5.  Ensure better functioning of a revived or new assembly by planning for more plenary discussions; enforcing rules of procedures, timetables and strict penalties for absentees, including expulsion; electing sub-com­mittee chairs; and disallowing party whips.
6.  Improve negotiations and decision-making by:
a) agreeing at an early date on the role of the report of the State Restructuring Commission, and the status of all previous agreements between governments and various protesting groups;
b) making negotiations public, even televised if necessary;
c) taking into consideration the new census data;
d) accepting technical and academic support where it might be helpful; and
e) avoiding the trap of leaving decisions up to “expert panels” or commissions that will certainly be politicised and possibly even less in touch with the general public.
7.  Initiate consultations for policy discussions on inclusion, including classification of groups, criteria for quotas and the relationship between federalism and inclusion.
8.  Address discontent and factionalism within their ranks.

To the Nepali Congress and UML:
9.  Contribute to the speedy resolution of the present crisis by:
a) clarifying their bottom lines on federalism and inclusion;
b) communicating more democratically with party organisation in the districts; and
c) protesting if need be, but allowing some ordinances necessary for governance to go through.
To the Main Maoist party:
10.  Minimise conflict with the new party by agreeing to negotiate division of countrywide assets; keeping open channels of communication with cadres in the field.
To the New Maoist party:
11.  Clarify party positions on the current impasse and a program sooner rather than later.
12.  Agree to negotiate division of countrywide assets with the original party.
To the Monarchist or Pro-Hindu Right:
13.  Refrain from using a divisive fundamentalist religious agenda.
To the Government of Nepal:
14.  Maintain trust and help create a conducive environment for decisions by:
a) maintaining constant, open and flexible communication with the opposition;
b) ensuring responses to protests are even-handed and proportionate; and
c) focusing on governance, but remaining sensitive to concerns about accountability in the absence of a legislature.
To the President of Nepal:
15.  Ensure that the office is responsive to the widest range of interests and resist pressure to transcend his ceremonial role to take strong positions against either the government or the opposition.
To the Judiciary:
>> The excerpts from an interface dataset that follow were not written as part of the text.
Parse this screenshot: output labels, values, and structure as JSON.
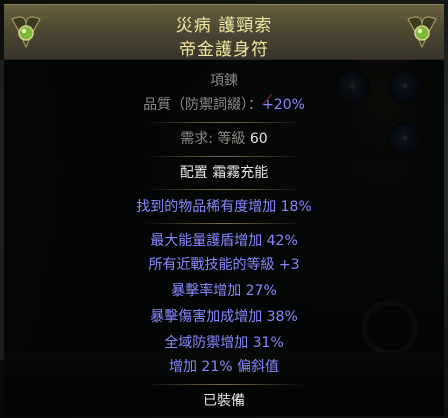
{
  "item": {
    "name_line1": "災病 護頸索",
    "name_line2": "帝金護身符",
    "type": "項鍊",
    "quality": {
      "label": "品質（防禦詞綴）：",
      "value": "+20%"
    },
    "requirement": {
      "label": "需求: 等級",
      "value": "60"
    },
    "enchant": "配置 霜霧充能",
    "implicit": "找到的物品稀有度增加 18%",
    "explicit": [
      "最大能量護盾增加 42%",
      "所有近戰技能的等級 +3",
      "暴擊率增加 27%",
      "暴擊傷害加成增加 38%",
      "全域防禦增加 31%",
      "增加 21% 偏斜值"
    ],
    "footer": "已裝備"
  },
  "colors": {
    "header_text": "#f2e5a2",
    "magic": "#8888ff",
    "label_grey": "#8c8c85",
    "white": "#e8e8e8"
  },
  "icons": {
    "corner_left": "ornament-gem-icon",
    "corner_right": "ornament-gem-icon",
    "background_orbs": "socket-orb-icon"
  }
}
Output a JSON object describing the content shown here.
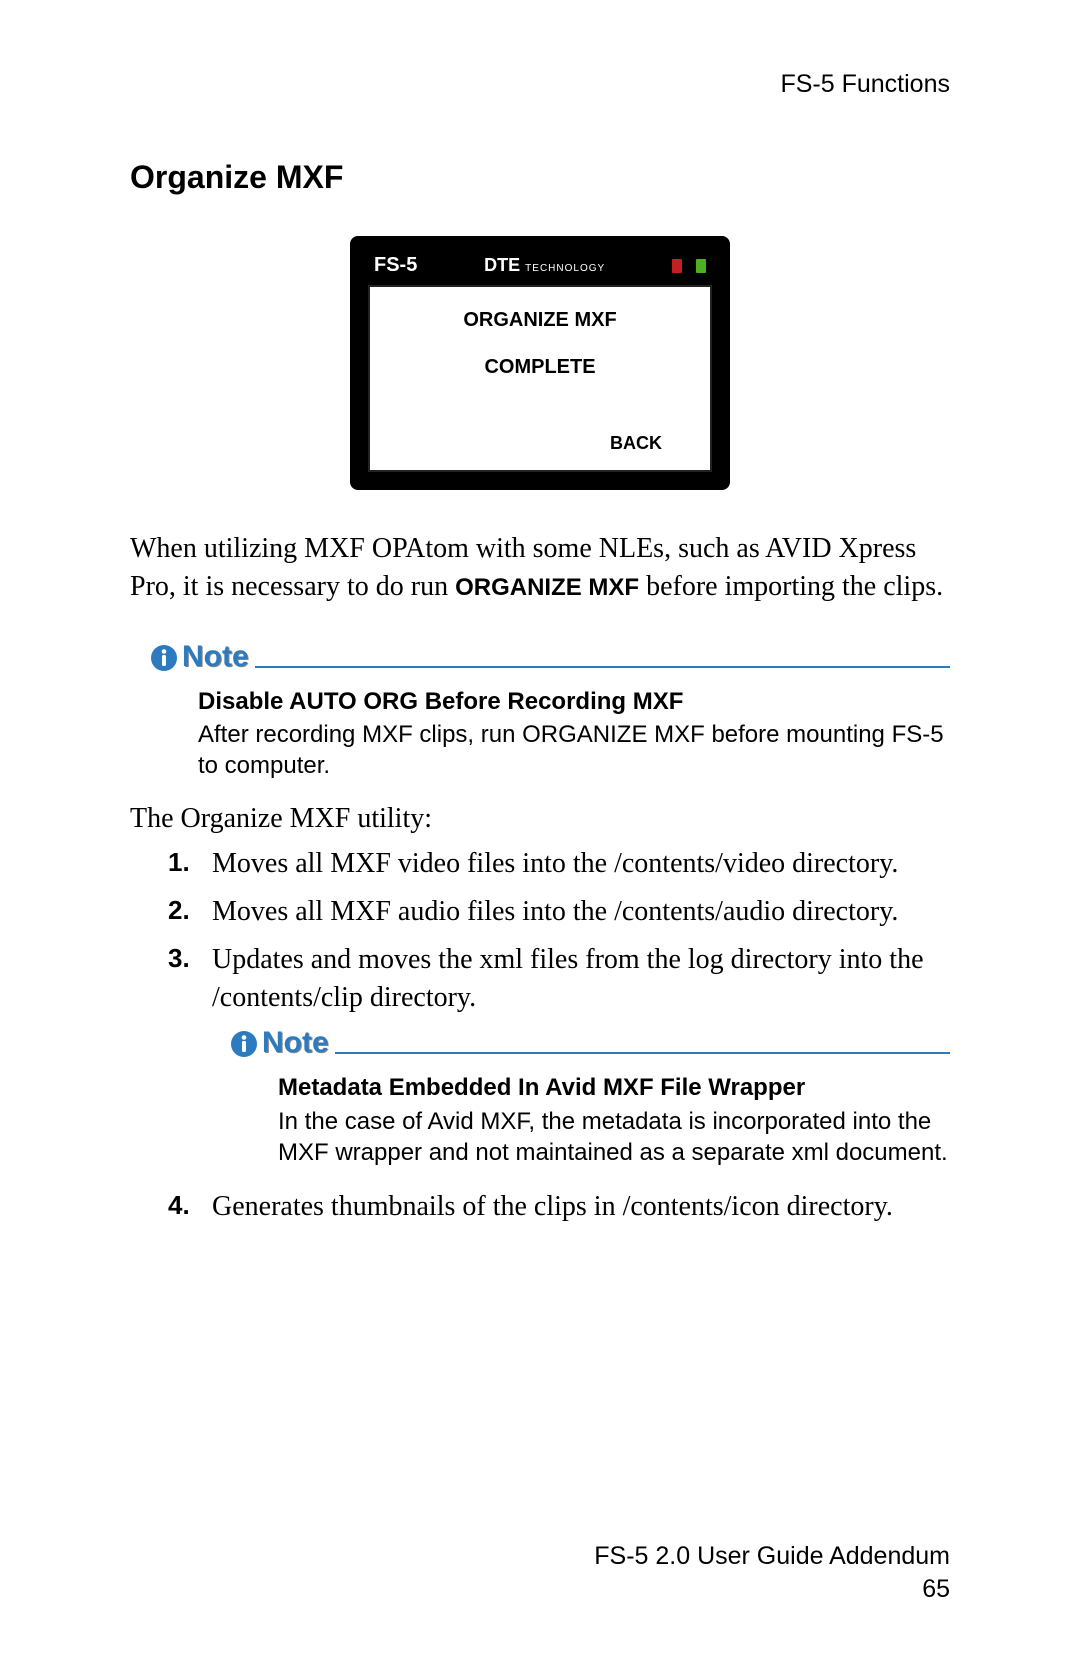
{
  "header": {
    "section_label": "FS-5 Functions"
  },
  "heading": "Organize MXF",
  "device": {
    "brand": "FS-5",
    "tech_prefix": "DTE",
    "tech_suffix": "TECHNOLOGY",
    "screen": {
      "line1": "ORGANIZE MXF",
      "line2": "COMPLETE",
      "back": "BACK"
    }
  },
  "para1_pre": "When utilizing MXF OPAtom with some NLEs, such as AVID Xpress Pro, it is necessary to do run ",
  "para1_bold": "ORGANIZE MXF",
  "para1_post": " before importing the clips.",
  "note1": {
    "label": "Note",
    "heading": "Disable AUTO ORG Before Recording MXF",
    "body": "After recording MXF clips, run ORGANIZE MXF before mounting FS-5 to computer."
  },
  "list_intro": "The Organize MXF utility:",
  "items": {
    "n1": "1.",
    "t1": "Moves all MXF video files into the /contents/video directory.",
    "n2": "2.",
    "t2": "Moves all MXF audio files into the /contents/audio directory.",
    "n3": "3.",
    "t3": "Updates and moves the xml files from the log directory into the /contents/clip directory.",
    "n4": "4.",
    "t4": "Generates thumbnails of the clips in /contents/icon directory."
  },
  "note2": {
    "label": "Note",
    "heading": "Metadata Embedded In Avid MXF File Wrapper",
    "body": "In the case of Avid MXF, the metadata is incorporated into the MXF wrapper and not maintained as a separate xml document."
  },
  "footer": {
    "text": "FS-5 2.0 User Guide Addendum",
    "page": "65"
  }
}
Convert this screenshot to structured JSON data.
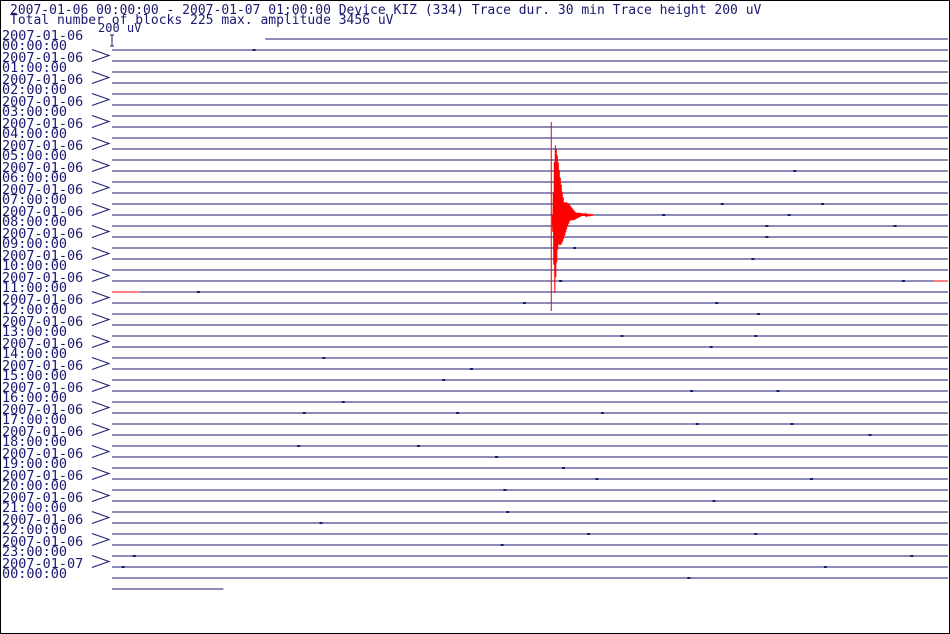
{
  "header": {
    "line1": "2007-01-06 00:00:00 - 2007-01-07 01:00:00  Device  KIZ (334)  Trace dur. 30 min  Trace height 200 uV",
    "line2": "Total number of blocks 225 max. amplitude 3456 uV"
  },
  "scale": {
    "label": "200 uV"
  },
  "colors": {
    "trace": "#191970",
    "event": "#ff0000",
    "frame": "#000000",
    "background": "#ffffff"
  },
  "chart_data": {
    "type": "seismogram",
    "title": "",
    "start": "2007-01-06 00:00:00",
    "end": "2007-01-07 01:00:00",
    "device": "KIZ (334)",
    "trace_duration_min": 30,
    "trace_height_uV": 200,
    "total_blocks": 225,
    "max_amplitude_uV": 3456,
    "row_count": 51,
    "hour_labels": [
      {
        "date": "2007-01-06",
        "time": "00:00:00"
      },
      {
        "date": "2007-01-06",
        "time": "01:00:00"
      },
      {
        "date": "2007-01-06",
        "time": "02:00:00"
      },
      {
        "date": "2007-01-06",
        "time": "03:00:00"
      },
      {
        "date": "2007-01-06",
        "time": "04:00:00"
      },
      {
        "date": "2007-01-06",
        "time": "05:00:00"
      },
      {
        "date": "2007-01-06",
        "time": "06:00:00"
      },
      {
        "date": "2007-01-06",
        "time": "07:00:00"
      },
      {
        "date": "2007-01-06",
        "time": "08:00:00"
      },
      {
        "date": "2007-01-06",
        "time": "09:00:00"
      },
      {
        "date": "2007-01-06",
        "time": "10:00:00"
      },
      {
        "date": "2007-01-06",
        "time": "11:00:00"
      },
      {
        "date": "2007-01-06",
        "time": "12:00:00"
      },
      {
        "date": "2007-01-06",
        "time": "13:00:00"
      },
      {
        "date": "2007-01-06",
        "time": "14:00:00"
      },
      {
        "date": "2007-01-06",
        "time": "15:00:00"
      },
      {
        "date": "2007-01-06",
        "time": "16:00:00"
      },
      {
        "date": "2007-01-06",
        "time": "17:00:00"
      },
      {
        "date": "2007-01-06",
        "time": "18:00:00"
      },
      {
        "date": "2007-01-06",
        "time": "19:00:00"
      },
      {
        "date": "2007-01-06",
        "time": "20:00:00"
      },
      {
        "date": "2007-01-06",
        "time": "21:00:00"
      },
      {
        "date": "2007-01-06",
        "time": "22:00:00"
      },
      {
        "date": "2007-01-06",
        "time": "23:00:00"
      },
      {
        "date": "2007-01-07",
        "time": "00:00:00"
      }
    ],
    "first_trace_start_min": 5.5,
    "last_trace_end_min": 4,
    "ticks": [
      [
        1,
        5.1
      ],
      [
        12,
        24.5
      ],
      [
        15,
        25.5
      ],
      [
        15,
        21.9
      ],
      [
        16,
        24.3
      ],
      [
        16,
        19.8
      ],
      [
        17,
        23.5
      ],
      [
        17,
        28.1
      ],
      [
        18,
        23.5
      ],
      [
        19,
        16.6
      ],
      [
        20,
        23.0
      ],
      [
        22,
        16.1
      ],
      [
        22,
        28.4
      ],
      [
        23,
        3.1
      ],
      [
        24,
        14.8
      ],
      [
        24,
        21.7
      ],
      [
        25,
        23.2
      ],
      [
        27,
        18.3
      ],
      [
        27,
        23.1
      ],
      [
        28,
        21.5
      ],
      [
        29,
        7.6
      ],
      [
        30,
        12.9
      ],
      [
        31,
        11.9
      ],
      [
        32,
        20.8
      ],
      [
        32,
        23.9
      ],
      [
        33,
        8.3
      ],
      [
        34,
        6.9
      ],
      [
        34,
        12.4
      ],
      [
        34,
        17.6
      ],
      [
        35,
        24.4
      ],
      [
        35,
        21.0
      ],
      [
        36,
        27.2
      ],
      [
        37,
        6.7
      ],
      [
        37,
        11.0
      ],
      [
        38,
        13.8
      ],
      [
        39,
        16.2
      ],
      [
        40,
        17.4
      ],
      [
        40,
        25.1
      ],
      [
        41,
        14.1
      ],
      [
        42,
        21.6
      ],
      [
        43,
        14.2
      ],
      [
        44,
        7.5
      ],
      [
        45,
        17.1
      ],
      [
        45,
        23.1
      ],
      [
        46,
        14.0
      ],
      [
        47,
        0.8
      ],
      [
        47,
        28.7
      ],
      [
        48,
        0.4
      ],
      [
        48,
        25.6
      ],
      [
        49,
        20.7
      ]
    ],
    "event": {
      "row": 16,
      "onset_min": 15.8,
      "duration_min": 1.5,
      "peak_uV": 3456
    }
  }
}
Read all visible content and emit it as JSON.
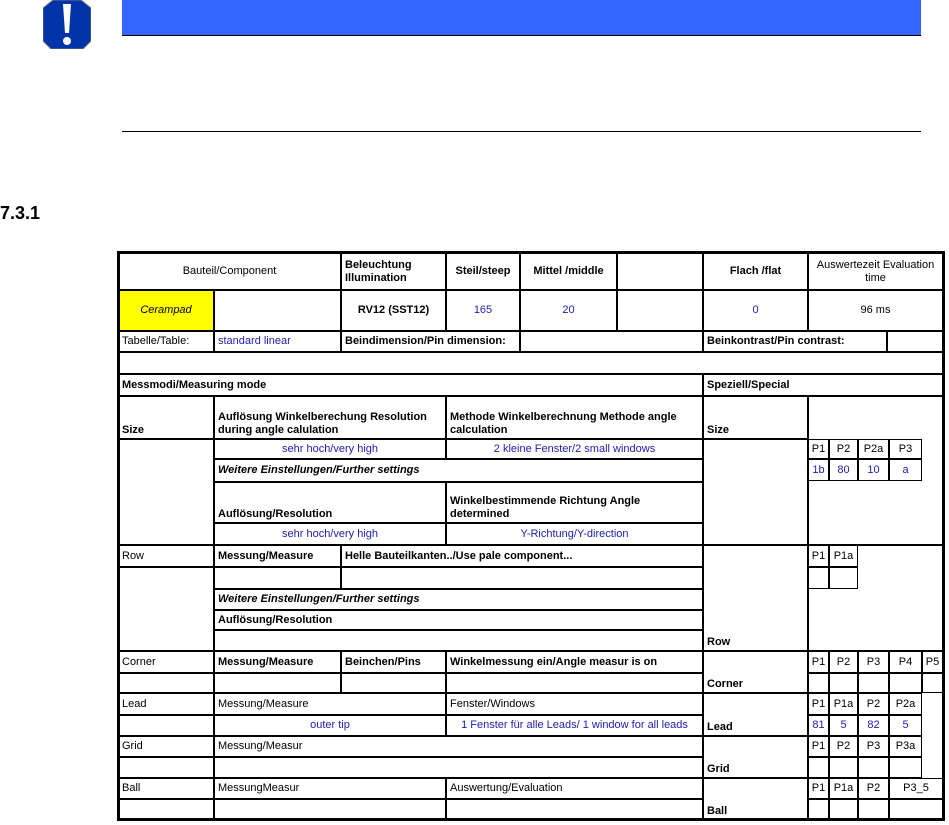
{
  "alert": {
    "icon": "exclamation-warning-icon",
    "bar_color": "#3366ff"
  },
  "heading": "7.3.1",
  "header": {
    "component": "Bauteil/Component",
    "illumination": "Beleuchtung Illumination",
    "steep": "Steil/steep",
    "middle": "Mittel /middle",
    "flat": "Flach /flat",
    "eval_time": "Auswertezeit Evaluation time"
  },
  "values": {
    "component": "Cerampad",
    "illumination": "RV12 (SST12)",
    "steep": "165",
    "middle": "20",
    "flat": "0",
    "eval_time": "96 ms"
  },
  "table_row": {
    "table_label": "Tabelle/Table:",
    "table_value": "standard linear",
    "pin_dim": "Beindimension/Pin dimension:",
    "pin_contrast": "Beinkontrast/Pin contrast:"
  },
  "sections": {
    "measuring_mode": "Messmodi/Measuring mode",
    "special": "Speziell/Special"
  },
  "size": {
    "label": "Size",
    "res_angle": "Auflösung Winkelberechung Resolution during angle calulation",
    "method_angle": "Methode Winkelberechnung          Methode angle calculation",
    "res_angle_value": "sehr hoch/very high",
    "method_value": "2 kleine Fenster/2 small windows",
    "further": "Weitere Einstellungen/Further settings",
    "resolution": "Auflösung/Resolution",
    "angle_dir": "Winkelbestimmende Richtung          Angle determined",
    "resolution_value": "sehr hoch/very high",
    "angle_dir_value": "Y-Richtung/Y-direction",
    "special_label": "Size",
    "params": [
      "P1",
      "P2",
      "P2a",
      "P3"
    ],
    "param_values": [
      "1b",
      "80",
      "10",
      "a"
    ]
  },
  "row": {
    "label": "Row",
    "measure": "Messung/Measure",
    "pale": "Helle Bauteilkanten../Use pale component...",
    "further": "Weitere Einstellungen/Further settings",
    "resolution": "Auflösung/Resolution",
    "special_label": "Row",
    "params": [
      "P1",
      "P1a"
    ]
  },
  "corner": {
    "label": "Corner",
    "measure": "Messung/Measure",
    "pins": "Beinchen/Pins",
    "angle": "Winkelmessung ein/Angle measur is on",
    "special_label": "Corner",
    "params": [
      "P1",
      "P2",
      "P3",
      "P4",
      "P5"
    ]
  },
  "lead": {
    "label": "Lead",
    "measure": "Messung/Measure",
    "windows": "Fenster/Windows",
    "measure_value": "outer tip",
    "windows_value": "1 Fenster für alle Leads/ 1 window for all leads",
    "special_label": "Lead",
    "params": [
      "P1",
      "P1a",
      "P2",
      "P2a"
    ],
    "param_values": [
      "81",
      "5",
      "82",
      "5"
    ]
  },
  "grid": {
    "label": "Grid",
    "measure": "Messung/Measur",
    "special_label": "Grid",
    "params": [
      "P1",
      "P2",
      "P3",
      "P3a"
    ]
  },
  "ball": {
    "label": "Ball",
    "measure": "MessungMeasur",
    "evaluation": "Auswertung/Evaluation",
    "special_label": "Ball",
    "params": [
      "P1",
      "P1a",
      "P2",
      "P3_5"
    ]
  }
}
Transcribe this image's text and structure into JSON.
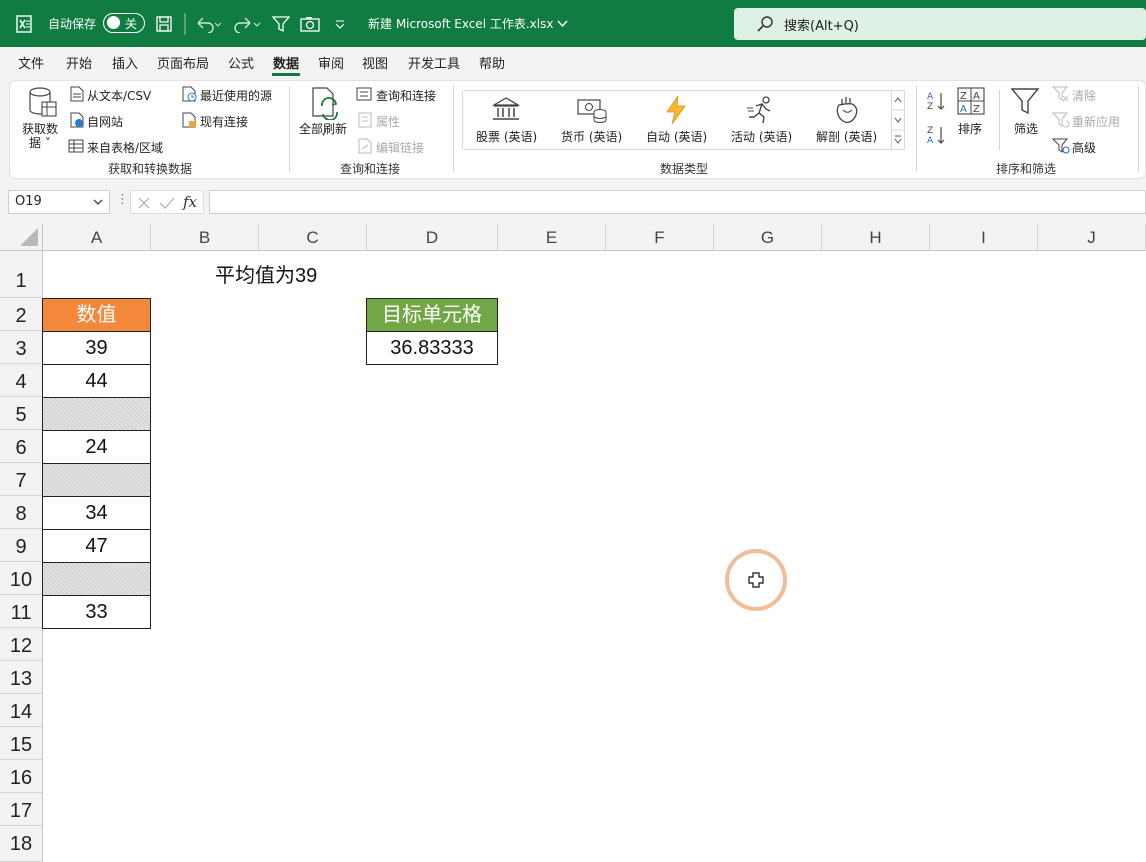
{
  "titlebar": {
    "autosave_label": "自动保存",
    "autosave_state": "关",
    "file_title": "新建 Microsoft Excel 工作表.xlsx",
    "search_text": "搜索(Alt+Q)"
  },
  "menu": {
    "items": [
      "文件",
      "开始",
      "插入",
      "页面布局",
      "公式",
      "数据",
      "审阅",
      "视图",
      "开发工具",
      "帮助"
    ],
    "active": "数据"
  },
  "ribbon": {
    "get_data": "获取数",
    "get_data2": "据",
    "from_text": "从文本/CSV",
    "from_web": "自网站",
    "from_table": "来自表格/区域",
    "recent_sources": "最近使用的源",
    "existing_conn": "现有连接",
    "group_get": "获取和转换数据",
    "refresh_all": "全部刷新",
    "queries_conn": "查询和连接",
    "properties": "属性",
    "edit_links": "编辑链接",
    "group_query": "查询和连接",
    "dtype_stocks": "股票 (英语)",
    "dtype_currency": "货币 (英语)",
    "dtype_auto": "自动 (英语)",
    "dtype_activity": "活动 (英语)",
    "dtype_anatomy": "解剖 (英语)",
    "group_dtype": "数据类型",
    "sort": "排序",
    "filter": "筛选",
    "clear": "清除",
    "reapply": "重新应用",
    "advanced": "高级",
    "group_sort": "排序和筛选"
  },
  "formula_bar": {
    "name_box": "O19",
    "formula": ""
  },
  "columns": [
    "A",
    "B",
    "C",
    "D",
    "E",
    "F",
    "G",
    "H",
    "I",
    "J"
  ],
  "rows": [
    "1",
    "2",
    "3",
    "4",
    "5",
    "6",
    "7",
    "8",
    "9",
    "10",
    "11",
    "12",
    "13",
    "14",
    "15",
    "16",
    "17",
    "18"
  ],
  "sheet": {
    "note": "平均值为39",
    "header_a": "数值",
    "values_a": [
      "39",
      "44",
      "",
      "24",
      "",
      "34",
      "47",
      "",
      "33"
    ],
    "header_d": "目标单元格",
    "value_d": "36.83333"
  },
  "colors": {
    "brand": "#107c41",
    "orange_header": "#f4883a",
    "green_header": "#72a745"
  }
}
16.  Refrain from involvement in the political process and exercise judicial restraint.
To the Nepal Army:
17.  Resist the urge to support any actor or pronounce on the legitimacy of governments.
To India and China:
18.  Resist pressure from interest groups and instead promote dialogue between all parties.
19.  Give Nepali actors space to negotiate their own decisions on constitutional issues.
To UK, U.S. and European Union (EU) Donors and the UN:
20.  Work more transparently within the framework of the CPA and the Peace and Development Strategy by:
a) not withholding the analysis of linkages between ethnicity, access to social services and poverty rates that informs programming;
b) addressing concerns that donors have preferred outcomes incongruent with the CPA;
c) taking Nepali partners into confidence but suspending support if pressured to work against CPA commitments and international charters; and
d) refusing support to negotiations or confidence-building measures that are not transparent or are driven primarily by a few leaders in the big parties.